    Fortune’s Geoffrey Colvin sits down with Xerox CTO Sophie Vandebroek and discusses how she uses Second Life as a testing ground for future ideas.Jeff Embersits, an independent advisor to investment funds, said Xerox was overpriced and noted that its revenue gains in the second quarter had benefited from the acquisition of technology products provider Global Imaging Systems Inc.Without that boost, equipment sales would have once again been anemic, he said.”They are trudging along,” Embersits said, adding that he has rated the stock “sell.”

    Xerox, the world’s biggest supplier of office printers, copiers and related serviceS, reported second-quarter net income of $266 million, or 28 cents a share, up from $260 million, or 25 cents a share, a year earlier.Analysts were expecting a profit of 27 cents a share, according to Reuters Estimates.Xerox, which has bet on introducing color printers along with lucrative long-term supply and service deals, said total revenue rose 6 percent to $4.21 billion from $3.98 billion. Analysts were expecting $4.19 billion.Xerox, whose competitors include Canon Inc. (down $1.08 to $57.80, Charts) of Japan, Heidelberg of Germany and Hewlett-Packard Co. (Charts, Fortune 500), has grabbed market share over the past two years with new digital office printers and large-scale presses.But its equipment revenue growth has lagged amid strong competition and pricing pressure on color laser printer sales to some distributors.Analysts also took issue with Xerox’s gross margins, which were 40.3 percent in the quarter, less than a 1-point decline from the second quarter of 2006.

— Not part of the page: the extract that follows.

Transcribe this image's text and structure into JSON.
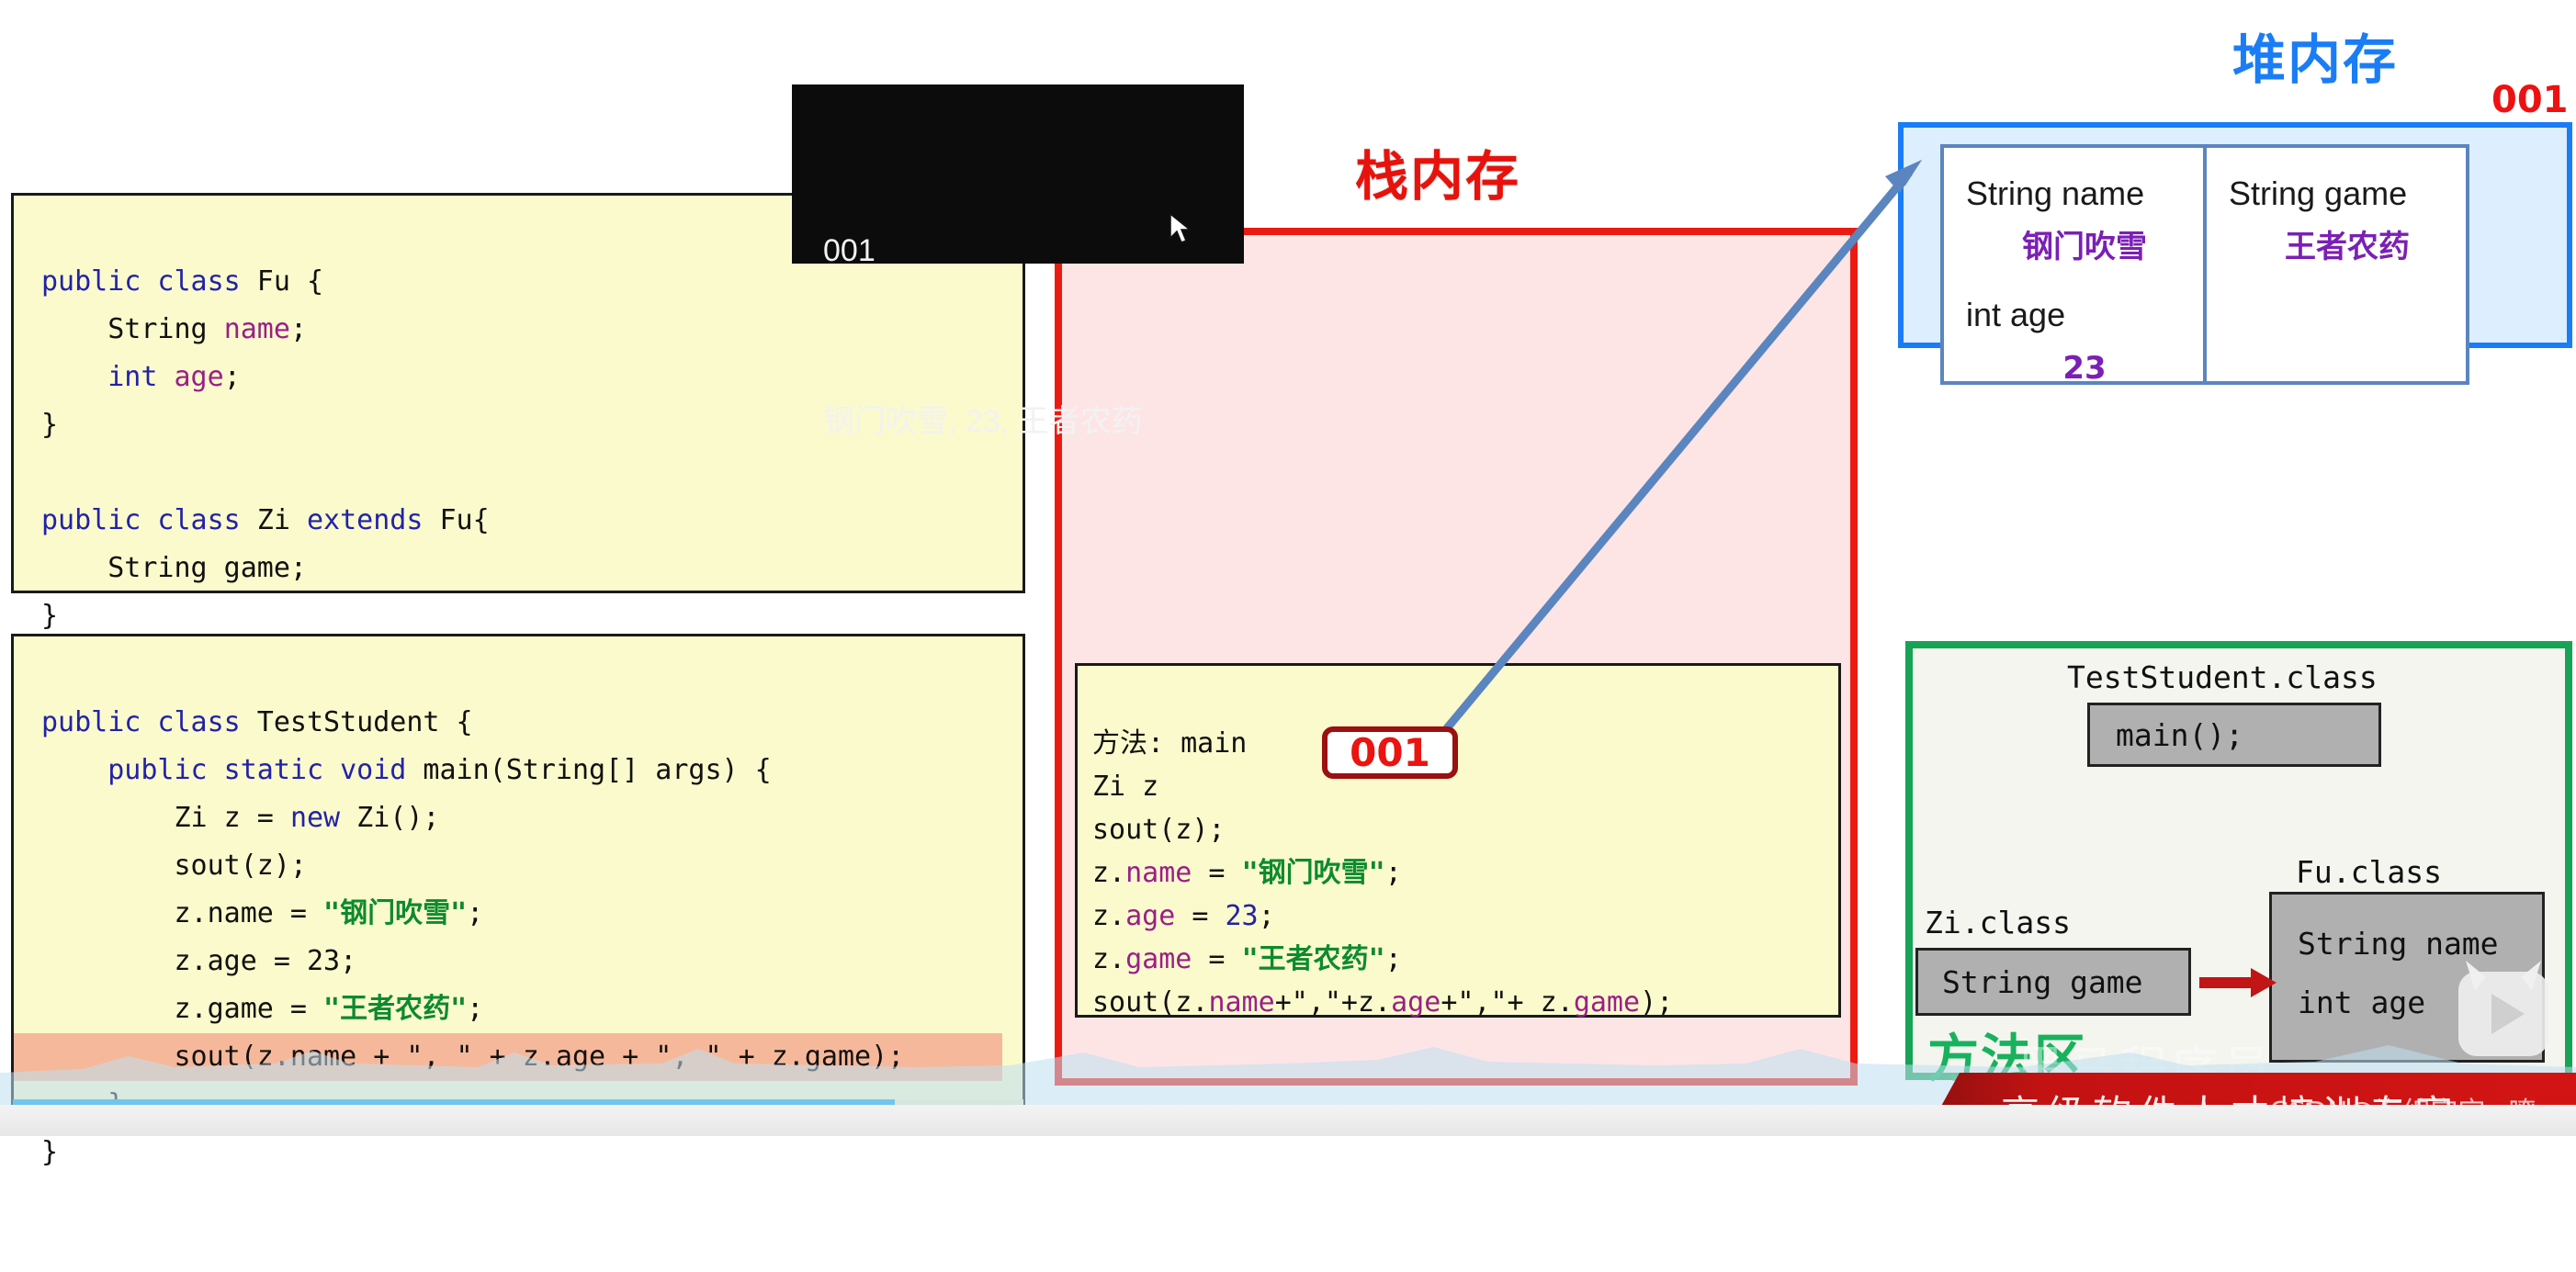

    Acquisition boost
    Xerox bought Global Imaging for $1.5 billion in May. Global Imaging sells printers and copiers to small and mid-size businesses, and it added Xerox’s document-management products to its product line.Chief Financial Officer Larry Zimmerman said Xerox’s wider client base would help it reach better deals, as well as boost post-sale supplies and services.”We now have a huge tool (in Global) to help us with that growth,” he told Reuters in an interview. “We have been building post-sale, and as it builds up and Global takes effect, I think you are going to see sustained total revenue growth.”

    Xerox said it made progress in the second quarter, boosting long-term revenue growth with sales of color printers and high-end systems, which are routinely combined with lucrative long-term supplies and service contracts.Post-sale and financing revenue, which represents more than 70 percent of Xerox’s total, rose 7 percent. Equipment sales rose 3 percent.The company raised its expectations for full-year earnings to a range of $1.16 to $1.18 per share. Previously, Xerox had forecast $1.12 to $1.16.Analysts had expected 2007 earnings of $1.17 a share, according to Reuters Estimates.Xerox forecast third-quarter profit of 24 cents to 26 cents per share. The analysts’ average forecast was 26 cents, according to Reuters Estimates.”While strong … growth came from the acquisition, we think it is indicative of the strength of Xerox’ cash-generating model with management reinvesting cash in accretive acquisitions that drive the top and bottom line,” Cross Research analyst Shannon Cross said.Xerox shares were down more than 5.4 percent in afternoon trading on the New York Stock Exchange, after falling to a session low of $17.69. The stock is still up about 8 percent so far this year.